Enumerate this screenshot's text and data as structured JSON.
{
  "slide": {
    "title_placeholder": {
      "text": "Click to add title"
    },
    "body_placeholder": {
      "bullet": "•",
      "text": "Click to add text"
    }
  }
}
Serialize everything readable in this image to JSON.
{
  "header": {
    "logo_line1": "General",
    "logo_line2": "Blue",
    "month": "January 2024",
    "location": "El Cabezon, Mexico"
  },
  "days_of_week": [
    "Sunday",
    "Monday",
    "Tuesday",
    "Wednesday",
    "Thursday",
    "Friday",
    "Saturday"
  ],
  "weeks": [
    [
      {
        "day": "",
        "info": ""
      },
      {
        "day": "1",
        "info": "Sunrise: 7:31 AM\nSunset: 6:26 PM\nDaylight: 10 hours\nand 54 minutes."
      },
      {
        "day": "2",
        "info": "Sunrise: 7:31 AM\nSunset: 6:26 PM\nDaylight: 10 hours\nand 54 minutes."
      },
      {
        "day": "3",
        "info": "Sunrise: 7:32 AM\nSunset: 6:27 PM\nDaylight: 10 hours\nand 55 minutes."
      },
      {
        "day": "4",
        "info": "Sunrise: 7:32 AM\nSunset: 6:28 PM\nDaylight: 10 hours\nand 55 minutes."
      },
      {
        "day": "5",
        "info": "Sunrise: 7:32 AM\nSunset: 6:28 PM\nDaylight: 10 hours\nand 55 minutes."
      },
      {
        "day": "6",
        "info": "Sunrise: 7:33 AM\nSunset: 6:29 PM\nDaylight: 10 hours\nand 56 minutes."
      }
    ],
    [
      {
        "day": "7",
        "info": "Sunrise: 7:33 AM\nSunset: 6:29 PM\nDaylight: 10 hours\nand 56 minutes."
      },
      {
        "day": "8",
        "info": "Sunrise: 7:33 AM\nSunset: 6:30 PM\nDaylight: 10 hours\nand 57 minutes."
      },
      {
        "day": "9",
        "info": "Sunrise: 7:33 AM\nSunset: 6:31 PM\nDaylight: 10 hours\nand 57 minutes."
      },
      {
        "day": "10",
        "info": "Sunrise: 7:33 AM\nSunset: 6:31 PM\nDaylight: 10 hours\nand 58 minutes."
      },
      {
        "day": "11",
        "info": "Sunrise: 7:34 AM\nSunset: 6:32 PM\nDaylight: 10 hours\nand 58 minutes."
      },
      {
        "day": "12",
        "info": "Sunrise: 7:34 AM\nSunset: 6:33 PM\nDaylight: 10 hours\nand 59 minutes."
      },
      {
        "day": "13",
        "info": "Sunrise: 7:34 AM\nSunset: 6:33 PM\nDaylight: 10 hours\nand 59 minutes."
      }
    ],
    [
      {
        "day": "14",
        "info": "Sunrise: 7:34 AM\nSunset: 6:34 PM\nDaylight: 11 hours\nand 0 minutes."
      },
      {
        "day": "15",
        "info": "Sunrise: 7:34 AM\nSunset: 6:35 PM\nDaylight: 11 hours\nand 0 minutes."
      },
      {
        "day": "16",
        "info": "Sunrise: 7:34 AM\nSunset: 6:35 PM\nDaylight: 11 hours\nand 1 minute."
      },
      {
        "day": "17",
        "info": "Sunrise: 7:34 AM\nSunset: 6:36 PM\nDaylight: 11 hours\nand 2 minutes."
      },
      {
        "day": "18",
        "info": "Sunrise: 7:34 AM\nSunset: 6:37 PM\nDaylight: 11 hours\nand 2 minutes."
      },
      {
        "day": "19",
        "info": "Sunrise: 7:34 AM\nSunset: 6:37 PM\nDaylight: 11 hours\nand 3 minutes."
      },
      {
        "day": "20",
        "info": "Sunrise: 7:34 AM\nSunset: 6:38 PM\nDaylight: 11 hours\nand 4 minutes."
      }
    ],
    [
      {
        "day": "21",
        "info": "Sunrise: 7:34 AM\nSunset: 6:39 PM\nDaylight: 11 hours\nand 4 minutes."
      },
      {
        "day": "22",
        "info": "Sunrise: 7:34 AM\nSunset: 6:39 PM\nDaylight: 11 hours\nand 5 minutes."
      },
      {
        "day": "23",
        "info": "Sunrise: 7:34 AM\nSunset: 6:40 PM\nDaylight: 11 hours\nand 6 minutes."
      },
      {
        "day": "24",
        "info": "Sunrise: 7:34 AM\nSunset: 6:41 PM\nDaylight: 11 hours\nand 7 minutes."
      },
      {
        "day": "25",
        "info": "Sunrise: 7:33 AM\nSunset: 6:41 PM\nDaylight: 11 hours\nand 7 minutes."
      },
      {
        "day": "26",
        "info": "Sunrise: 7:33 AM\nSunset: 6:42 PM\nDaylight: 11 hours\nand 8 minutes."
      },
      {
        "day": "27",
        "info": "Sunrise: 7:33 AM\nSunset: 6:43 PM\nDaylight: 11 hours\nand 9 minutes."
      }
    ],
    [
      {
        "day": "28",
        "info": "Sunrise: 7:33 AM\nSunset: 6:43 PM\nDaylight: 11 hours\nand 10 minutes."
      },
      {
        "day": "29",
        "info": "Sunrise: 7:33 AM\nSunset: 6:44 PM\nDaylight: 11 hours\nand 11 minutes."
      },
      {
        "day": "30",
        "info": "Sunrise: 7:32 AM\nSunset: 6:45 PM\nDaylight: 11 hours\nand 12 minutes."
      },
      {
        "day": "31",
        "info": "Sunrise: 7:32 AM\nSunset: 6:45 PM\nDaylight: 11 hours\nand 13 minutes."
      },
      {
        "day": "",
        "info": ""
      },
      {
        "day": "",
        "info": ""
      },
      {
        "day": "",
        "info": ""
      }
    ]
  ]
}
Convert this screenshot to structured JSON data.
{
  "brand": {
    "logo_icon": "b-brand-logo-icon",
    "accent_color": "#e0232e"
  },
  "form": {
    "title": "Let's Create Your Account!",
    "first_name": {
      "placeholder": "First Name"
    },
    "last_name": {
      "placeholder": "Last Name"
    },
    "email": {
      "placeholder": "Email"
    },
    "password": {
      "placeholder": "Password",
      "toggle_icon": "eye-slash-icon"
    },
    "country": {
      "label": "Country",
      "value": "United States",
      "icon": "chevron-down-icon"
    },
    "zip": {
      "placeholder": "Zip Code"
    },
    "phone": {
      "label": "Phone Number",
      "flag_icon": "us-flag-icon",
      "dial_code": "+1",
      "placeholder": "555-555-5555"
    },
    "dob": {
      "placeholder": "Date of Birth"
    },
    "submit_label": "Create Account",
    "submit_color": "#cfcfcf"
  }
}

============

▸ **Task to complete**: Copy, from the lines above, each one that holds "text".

▸ **Completed task**:
Enumerate this screenshot's text and data as structured JSON.
      "text": "Click to add title"
      "text": "Click to add text"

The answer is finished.